[INSTRUCTIONS FOR THE TASK] Filter the listing and keep only the lines with the word "content".

[EXERCISE DATA]
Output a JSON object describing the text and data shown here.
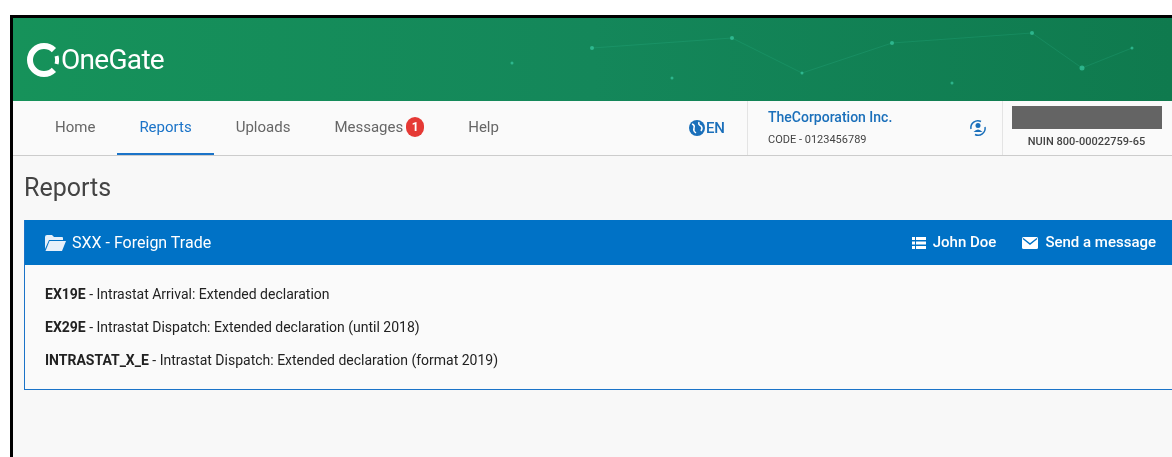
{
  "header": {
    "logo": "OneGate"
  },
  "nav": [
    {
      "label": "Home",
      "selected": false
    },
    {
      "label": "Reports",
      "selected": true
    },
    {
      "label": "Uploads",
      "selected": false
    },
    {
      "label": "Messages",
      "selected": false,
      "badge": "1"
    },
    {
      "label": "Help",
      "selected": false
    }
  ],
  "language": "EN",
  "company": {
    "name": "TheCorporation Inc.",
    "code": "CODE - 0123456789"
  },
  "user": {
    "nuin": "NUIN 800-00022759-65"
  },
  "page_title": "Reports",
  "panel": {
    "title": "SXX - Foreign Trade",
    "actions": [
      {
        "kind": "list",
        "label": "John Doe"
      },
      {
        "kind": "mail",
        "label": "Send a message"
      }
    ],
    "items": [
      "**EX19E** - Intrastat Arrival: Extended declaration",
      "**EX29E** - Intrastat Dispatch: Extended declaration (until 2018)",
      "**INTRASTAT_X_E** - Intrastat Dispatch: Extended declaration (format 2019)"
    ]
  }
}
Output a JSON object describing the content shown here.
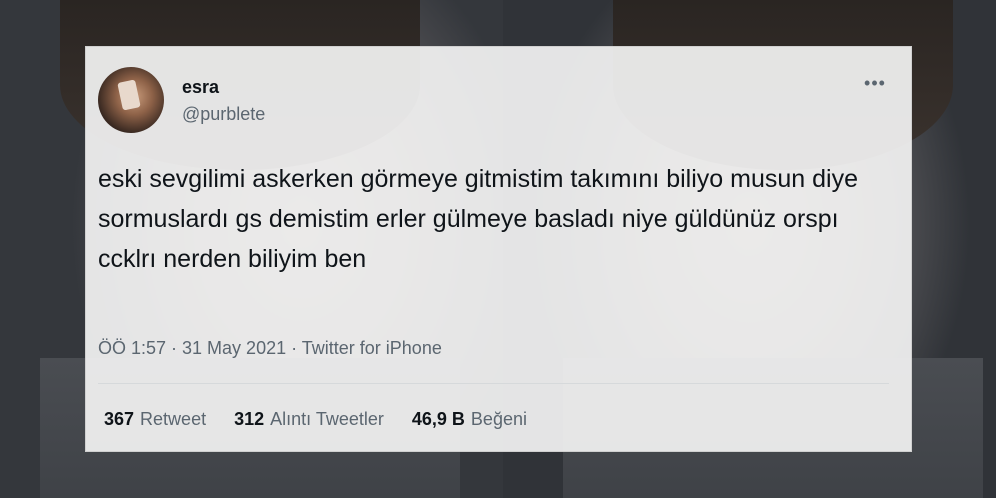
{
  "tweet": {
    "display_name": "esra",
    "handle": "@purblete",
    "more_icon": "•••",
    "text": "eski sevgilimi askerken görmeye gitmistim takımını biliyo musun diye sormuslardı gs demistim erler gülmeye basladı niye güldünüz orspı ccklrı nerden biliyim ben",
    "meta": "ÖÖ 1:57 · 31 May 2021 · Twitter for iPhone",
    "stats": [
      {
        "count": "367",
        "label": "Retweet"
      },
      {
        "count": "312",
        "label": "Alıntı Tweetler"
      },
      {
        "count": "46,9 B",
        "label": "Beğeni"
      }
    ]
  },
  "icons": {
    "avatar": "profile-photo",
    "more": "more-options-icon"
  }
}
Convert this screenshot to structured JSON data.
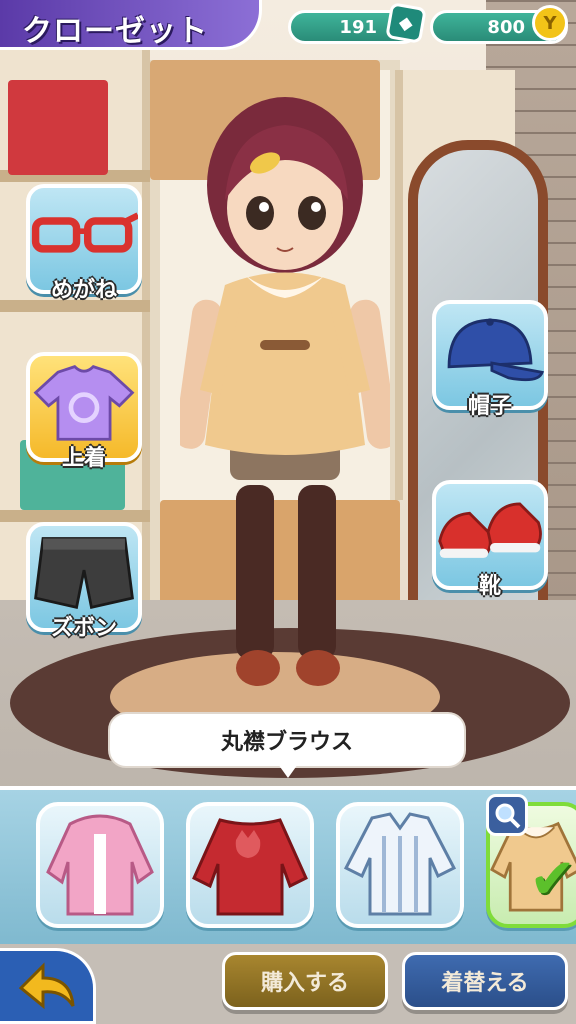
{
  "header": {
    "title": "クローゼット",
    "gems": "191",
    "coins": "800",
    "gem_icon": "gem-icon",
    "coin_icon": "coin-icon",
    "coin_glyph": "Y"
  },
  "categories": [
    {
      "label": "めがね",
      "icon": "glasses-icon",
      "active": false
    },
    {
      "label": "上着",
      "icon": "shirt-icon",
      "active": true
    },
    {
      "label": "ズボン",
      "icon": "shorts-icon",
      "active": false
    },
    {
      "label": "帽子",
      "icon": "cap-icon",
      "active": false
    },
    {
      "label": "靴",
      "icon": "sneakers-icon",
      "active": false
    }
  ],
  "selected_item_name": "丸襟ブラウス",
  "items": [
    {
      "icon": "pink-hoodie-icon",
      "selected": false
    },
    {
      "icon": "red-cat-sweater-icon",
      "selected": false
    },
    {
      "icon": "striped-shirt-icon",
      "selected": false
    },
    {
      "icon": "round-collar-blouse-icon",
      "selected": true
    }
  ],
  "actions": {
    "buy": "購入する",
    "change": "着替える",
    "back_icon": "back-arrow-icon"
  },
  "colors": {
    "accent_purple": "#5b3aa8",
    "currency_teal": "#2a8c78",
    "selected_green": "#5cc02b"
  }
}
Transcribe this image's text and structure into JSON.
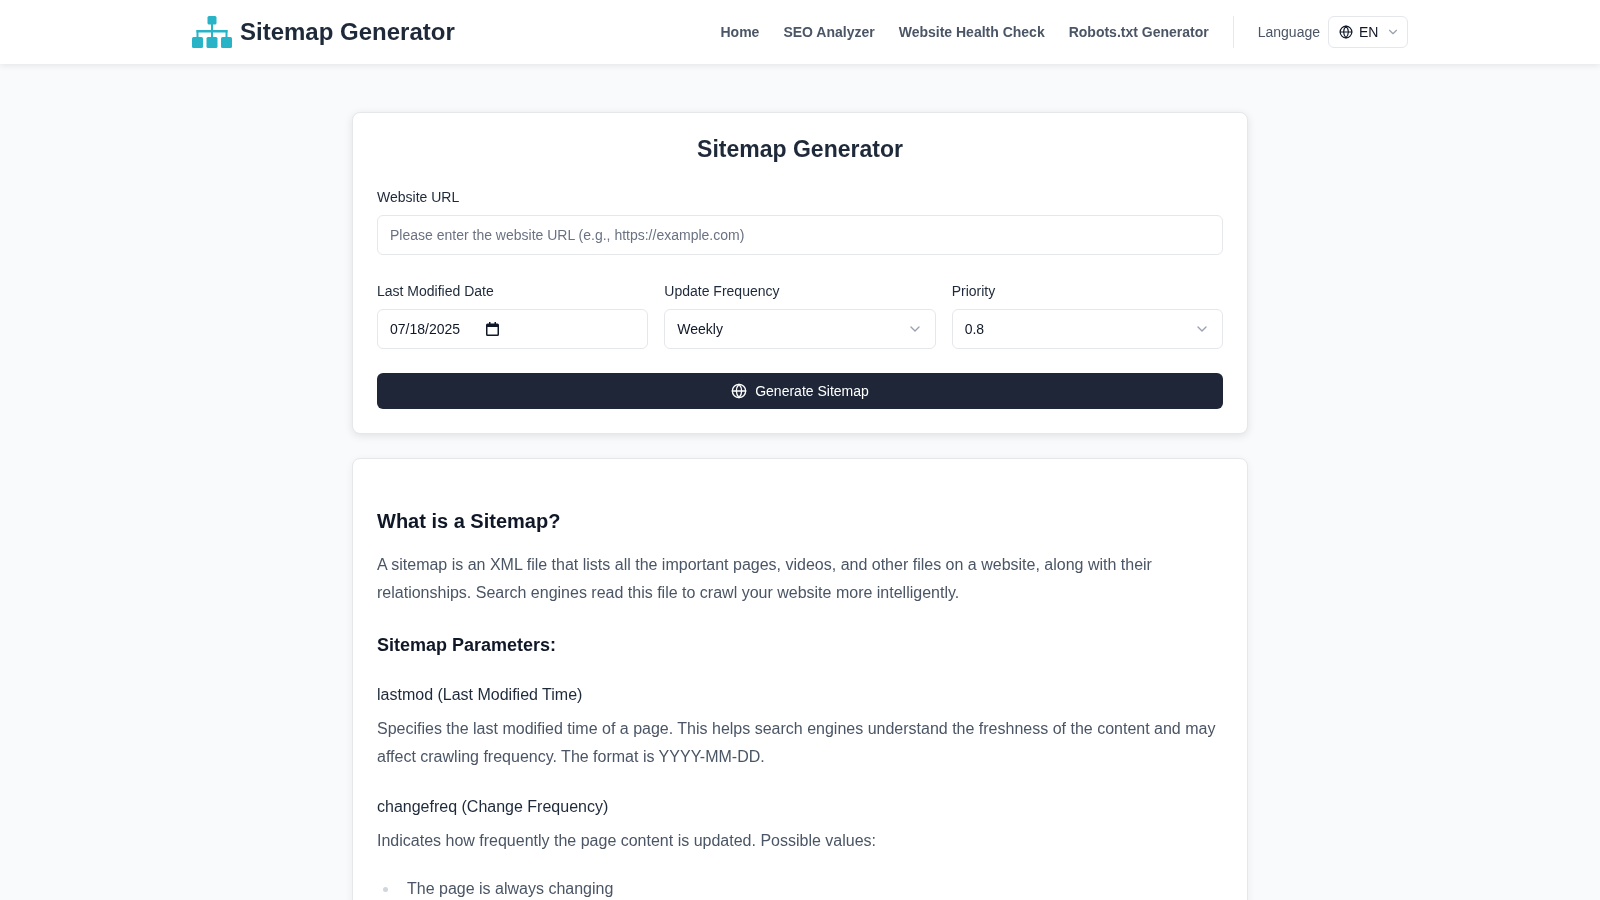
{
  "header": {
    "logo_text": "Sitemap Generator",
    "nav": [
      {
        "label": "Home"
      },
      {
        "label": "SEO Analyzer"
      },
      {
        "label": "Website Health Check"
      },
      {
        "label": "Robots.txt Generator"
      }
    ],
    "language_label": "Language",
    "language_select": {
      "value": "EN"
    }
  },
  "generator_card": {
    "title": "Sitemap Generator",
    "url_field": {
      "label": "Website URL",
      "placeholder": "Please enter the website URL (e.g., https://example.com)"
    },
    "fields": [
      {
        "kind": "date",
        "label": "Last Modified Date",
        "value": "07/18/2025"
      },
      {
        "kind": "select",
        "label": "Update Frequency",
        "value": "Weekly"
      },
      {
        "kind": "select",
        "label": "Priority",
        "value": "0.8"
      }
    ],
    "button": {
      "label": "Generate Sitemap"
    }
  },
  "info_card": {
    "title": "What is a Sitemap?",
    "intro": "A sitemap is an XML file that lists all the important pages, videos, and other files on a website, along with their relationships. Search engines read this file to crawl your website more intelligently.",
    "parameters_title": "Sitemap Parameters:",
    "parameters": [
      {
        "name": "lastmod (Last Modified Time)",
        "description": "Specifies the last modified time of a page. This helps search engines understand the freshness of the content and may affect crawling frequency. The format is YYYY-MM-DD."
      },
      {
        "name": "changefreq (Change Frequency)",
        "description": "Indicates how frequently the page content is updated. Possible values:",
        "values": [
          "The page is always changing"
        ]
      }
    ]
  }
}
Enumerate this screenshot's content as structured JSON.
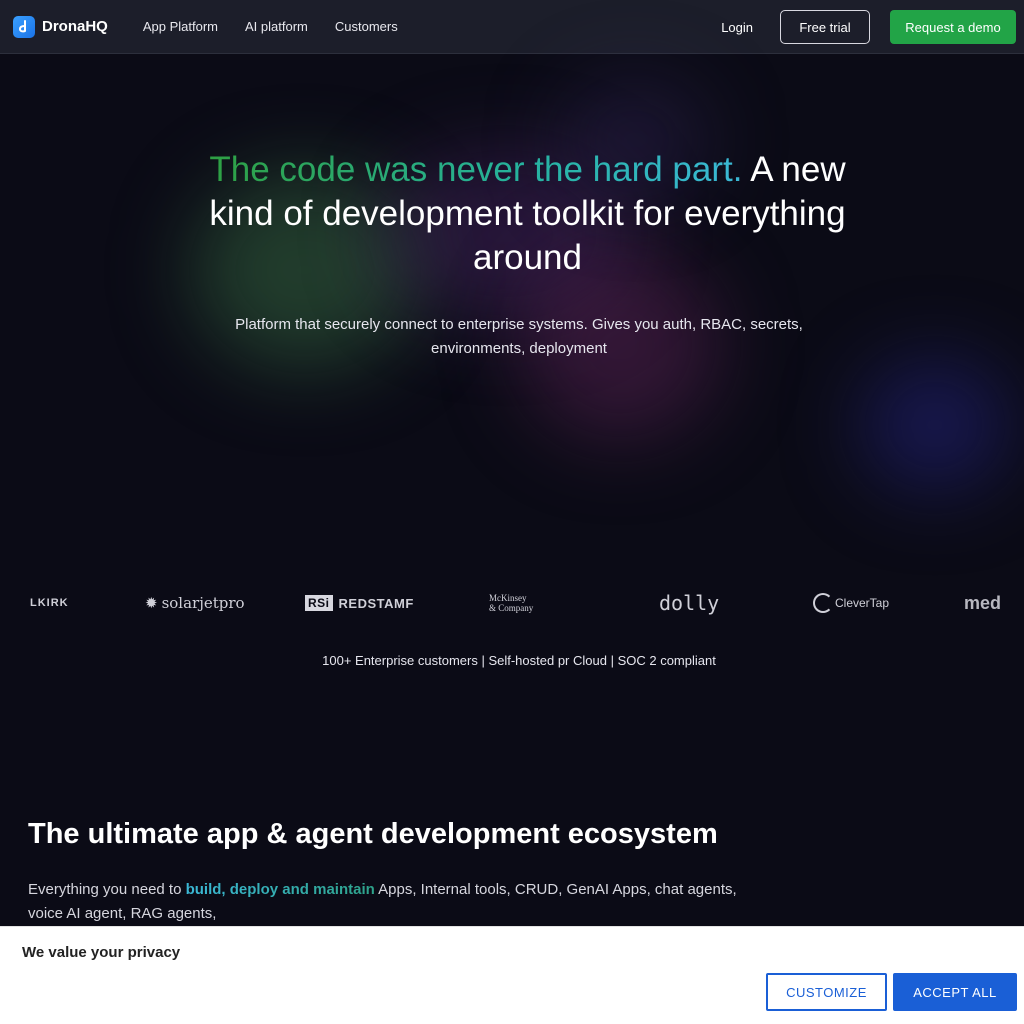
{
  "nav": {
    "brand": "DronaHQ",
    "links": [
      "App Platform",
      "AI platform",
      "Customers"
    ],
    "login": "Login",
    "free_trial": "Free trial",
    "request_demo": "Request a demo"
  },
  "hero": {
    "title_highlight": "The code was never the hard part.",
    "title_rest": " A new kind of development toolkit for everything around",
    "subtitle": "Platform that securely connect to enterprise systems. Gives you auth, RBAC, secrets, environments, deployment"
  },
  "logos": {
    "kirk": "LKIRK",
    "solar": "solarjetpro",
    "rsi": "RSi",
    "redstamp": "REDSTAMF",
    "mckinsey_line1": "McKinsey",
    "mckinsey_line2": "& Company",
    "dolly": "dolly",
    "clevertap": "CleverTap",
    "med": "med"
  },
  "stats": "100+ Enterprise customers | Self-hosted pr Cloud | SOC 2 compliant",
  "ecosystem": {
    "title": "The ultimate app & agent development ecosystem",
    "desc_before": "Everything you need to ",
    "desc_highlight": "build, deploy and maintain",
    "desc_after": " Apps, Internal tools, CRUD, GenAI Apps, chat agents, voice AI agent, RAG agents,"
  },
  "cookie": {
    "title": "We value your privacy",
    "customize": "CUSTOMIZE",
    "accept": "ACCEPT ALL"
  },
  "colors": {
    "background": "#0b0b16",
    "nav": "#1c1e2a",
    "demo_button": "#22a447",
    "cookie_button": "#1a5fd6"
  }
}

[PROBLEM SOLUTION]
Output a JSON object describing the content shown here.
        "description": "Specifies the last modified time of a page. This helps search engines understand the freshness of the content and may affect crawling frequency. The format is YYYY-MM-DD."
        "description": "Indicates how frequently the page content is updated. Possible values:",
Enumerate this screenshot's content as structured JSON.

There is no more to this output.